__What you need to do__. Take every line from the entries below that includes the word "title" and copy it.

__Dataset items__.
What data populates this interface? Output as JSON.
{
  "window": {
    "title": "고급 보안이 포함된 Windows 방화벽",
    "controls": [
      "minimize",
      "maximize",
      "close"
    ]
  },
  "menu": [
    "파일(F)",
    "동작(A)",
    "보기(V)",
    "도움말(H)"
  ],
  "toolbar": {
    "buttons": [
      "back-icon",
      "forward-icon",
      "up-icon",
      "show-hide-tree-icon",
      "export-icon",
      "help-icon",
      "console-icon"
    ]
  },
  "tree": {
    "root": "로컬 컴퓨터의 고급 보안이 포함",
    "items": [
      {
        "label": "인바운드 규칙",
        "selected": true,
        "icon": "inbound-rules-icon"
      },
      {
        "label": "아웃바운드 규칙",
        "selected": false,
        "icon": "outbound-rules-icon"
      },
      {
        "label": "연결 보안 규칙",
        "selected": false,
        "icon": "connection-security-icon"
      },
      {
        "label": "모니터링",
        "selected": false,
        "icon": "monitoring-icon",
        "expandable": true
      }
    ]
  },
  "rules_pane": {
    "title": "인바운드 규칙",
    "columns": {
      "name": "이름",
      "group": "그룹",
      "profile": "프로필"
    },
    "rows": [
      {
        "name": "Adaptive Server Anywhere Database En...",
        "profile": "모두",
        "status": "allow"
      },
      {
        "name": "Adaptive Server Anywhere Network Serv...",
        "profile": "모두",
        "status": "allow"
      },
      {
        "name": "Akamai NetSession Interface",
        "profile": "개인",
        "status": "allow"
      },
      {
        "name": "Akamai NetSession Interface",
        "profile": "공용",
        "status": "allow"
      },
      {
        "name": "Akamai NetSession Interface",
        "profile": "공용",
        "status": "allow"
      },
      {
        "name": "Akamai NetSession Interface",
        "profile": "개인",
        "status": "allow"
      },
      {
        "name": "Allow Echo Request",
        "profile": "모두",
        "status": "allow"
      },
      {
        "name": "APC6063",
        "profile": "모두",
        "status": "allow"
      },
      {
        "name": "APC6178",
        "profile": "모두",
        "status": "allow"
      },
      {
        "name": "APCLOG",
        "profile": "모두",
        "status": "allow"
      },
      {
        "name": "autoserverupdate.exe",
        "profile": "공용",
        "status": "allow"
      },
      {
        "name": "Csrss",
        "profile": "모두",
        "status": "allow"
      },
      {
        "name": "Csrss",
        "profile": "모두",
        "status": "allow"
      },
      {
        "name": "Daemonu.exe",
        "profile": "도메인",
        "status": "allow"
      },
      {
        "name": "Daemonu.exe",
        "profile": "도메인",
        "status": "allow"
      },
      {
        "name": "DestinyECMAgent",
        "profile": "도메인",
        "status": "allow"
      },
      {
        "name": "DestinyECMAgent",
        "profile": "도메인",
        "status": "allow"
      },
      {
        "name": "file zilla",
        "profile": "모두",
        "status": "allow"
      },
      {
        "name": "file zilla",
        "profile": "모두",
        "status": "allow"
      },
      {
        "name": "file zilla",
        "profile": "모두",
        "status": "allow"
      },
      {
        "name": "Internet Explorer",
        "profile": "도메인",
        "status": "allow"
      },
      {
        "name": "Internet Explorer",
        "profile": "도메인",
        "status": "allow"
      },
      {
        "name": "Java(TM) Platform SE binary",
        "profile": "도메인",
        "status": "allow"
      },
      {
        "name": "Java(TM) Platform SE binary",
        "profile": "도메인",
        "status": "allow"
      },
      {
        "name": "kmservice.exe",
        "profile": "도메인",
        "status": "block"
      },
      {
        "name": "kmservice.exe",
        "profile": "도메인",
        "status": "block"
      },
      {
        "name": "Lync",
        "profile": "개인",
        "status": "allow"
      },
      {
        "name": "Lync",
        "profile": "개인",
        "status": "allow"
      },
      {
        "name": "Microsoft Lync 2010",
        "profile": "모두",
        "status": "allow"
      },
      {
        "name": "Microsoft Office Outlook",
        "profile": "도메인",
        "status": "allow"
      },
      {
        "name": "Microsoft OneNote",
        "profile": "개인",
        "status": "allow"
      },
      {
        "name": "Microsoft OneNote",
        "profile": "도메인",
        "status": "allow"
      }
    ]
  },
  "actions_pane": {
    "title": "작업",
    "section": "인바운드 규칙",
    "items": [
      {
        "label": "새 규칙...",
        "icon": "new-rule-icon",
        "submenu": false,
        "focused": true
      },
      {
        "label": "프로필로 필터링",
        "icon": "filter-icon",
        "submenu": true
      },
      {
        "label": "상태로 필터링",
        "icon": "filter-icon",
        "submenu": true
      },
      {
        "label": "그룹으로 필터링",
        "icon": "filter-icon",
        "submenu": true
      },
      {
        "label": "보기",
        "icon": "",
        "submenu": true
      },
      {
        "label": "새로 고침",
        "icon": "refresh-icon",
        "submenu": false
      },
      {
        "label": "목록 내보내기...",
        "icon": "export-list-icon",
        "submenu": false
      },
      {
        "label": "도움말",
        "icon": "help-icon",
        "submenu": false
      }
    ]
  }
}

__Output below__.
    "title": "고급 보안이 포함된 Windows 방화벽",
    "title": "인바운드 규칙",
    "title": "작업",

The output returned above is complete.